His groups has a plan: "The detrimental effects of the loss of intestinal worms, called helminths, caused by factors such as toilets and water treatment facilities can be readily reversed by domestication of select helminth species and artificial enrichment of the human body with those organisms. Considerable evidence supports the view that such an effort would greatly reduce the burden of allergy, autoimmunity and probably neuropsychiatric disorders currently experienced in high-income countries. It also seems very likely that these efforts would decrease the likelihood of having adverse reactions to infections with a wide range of viruses, including SARS-CoV-2. Work in the field of helminth therapy indicates that current trials based on pharmaceutical models fail to take into account critical issues, including individual-to-individual variation in the effective dose, risk/benefit ratios when selecting helminth species and the importance of specific husbandry conditions when cultivating and preserving helminths. Trials need to be conducted with appropriate methods of production of helminths, dosing regimens designed for helminth therapy and rational selection of helminth species.

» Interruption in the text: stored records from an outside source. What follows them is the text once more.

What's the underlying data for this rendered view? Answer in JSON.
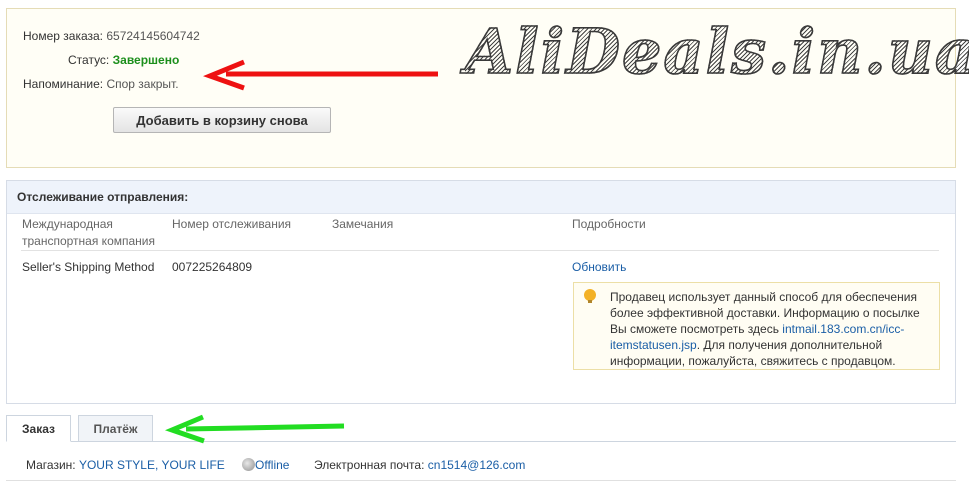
{
  "order": {
    "number_label": "Номер заказа:",
    "number_value": "65724145604742",
    "status_label": "Статус:",
    "status_value": "Завершено",
    "reminder_label": "Напоминание:",
    "reminder_value": "Спор закрыт.",
    "reorder_button": "Добавить в корзину снова"
  },
  "watermark": "AliDeals.in.ua",
  "tracking": {
    "title": "Отслеживание отправления:",
    "columns": {
      "carrier_l1": "Международная",
      "carrier_l2": "транспортная компания",
      "tracking_number": "Номер отслеживания",
      "remarks": "Замечания",
      "details": "Подробности"
    },
    "row": {
      "carrier": "Seller's Shipping Method",
      "tracking_number": "007225264809",
      "update_link": "Обновить"
    },
    "notice": {
      "part1": "Продавец использует данный способ для обеспечения более эффективной доставки. Информацию о посылке Вы сможете посмотреть здесь ",
      "link": "intmail.183.com.cn/icc-itemstatusen.jsp",
      "part2": ". Для получения дополнительной информации, пожалуйста, свяжитесь с продавцом."
    }
  },
  "tabs": {
    "order": "Заказ",
    "payment": "Платёж"
  },
  "store": {
    "label": "Магазин:",
    "name": "YOUR STYLE, YOUR LIFE",
    "presence": "Offline",
    "email_label": "Электронная почта:",
    "email": "cn1514@126.com"
  },
  "colors": {
    "status_green": "#1c8f1c",
    "link_blue": "#1a5ea6",
    "red_arrow": "#ee1111",
    "green_arrow": "#22dd22"
  }
}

Although benign helminths are currently available for human testing, interest in conducting clinical trials is hampered by high costs and intellectual property issues. Given that therapies based on naturally occurring organisms cannot be patented, financial incentives for moving forward are lacking. In general, governments and research organizations need to focus on disease prevention by dealing with evolutionary mismatches rather than treatment of disease solely using pharmaceutical approaches. This principle applies to many facets of modern medicine, including how we deal with the adverse effects of the loss of helminths on our immune system."
He also had some timely question and answer type responses here:
"Will one or two years of social distancing for COVID-19 ‘crash our immune system’? No. The loss of particular organisms from within our bodies due to widespread use of sewage treatment facilities and water purification plants does indeed damage immune function and could lead to chronic inflammatory diseases and probably adverse reactions to viruses such as SARS-CoV-2. However, reducing personal hygiene would have no effect on this problem."
"Is it possible to restore specific lost species in our body and simultaneously maintain hygiene to avoid pandemics of infectious disease? The answer is absolutely yes—in theory. There is no evidence to suggest that we need to be exposed to disease causing organisms to have the appropriate array of organisms in our body for healthy immune function. We can domesticate the organisms we need and introduce them artificially. Long-standing evidence indicates that exposure to selected intestinal worms will be effective at reducing disease without causing health problems, if that solution can be implemented."
"What about the gut microbiota, the bacteria? Can we use bacteria to help restore healthy immune function to our bodies? The answer is unknown. Our diets are the major drivers of the microbiota community composition, and we don’t know if it’s possible to fix our microbiota without fixing our diets. Further, we do not know how important alterations in the microbiota are in terms of a causative agent of chronic inflammatory disease."
Well, that is a mouthful. However, after 3 plus years of deep study of the immune system, Covid and humans, I think that Dr. Parker is onto a big part of the puzzle. I am, as you know, convinced that diet is a humungous piece of the immune solvency question. I also believe that humans are missing friends in the microbial and macrobial zones of life. I also believe that toxins are a piece of the immune dysfunction puzzle. So much to ponder here.
Parker Evol Med Pub Health
Image above with permission from Dr. Parker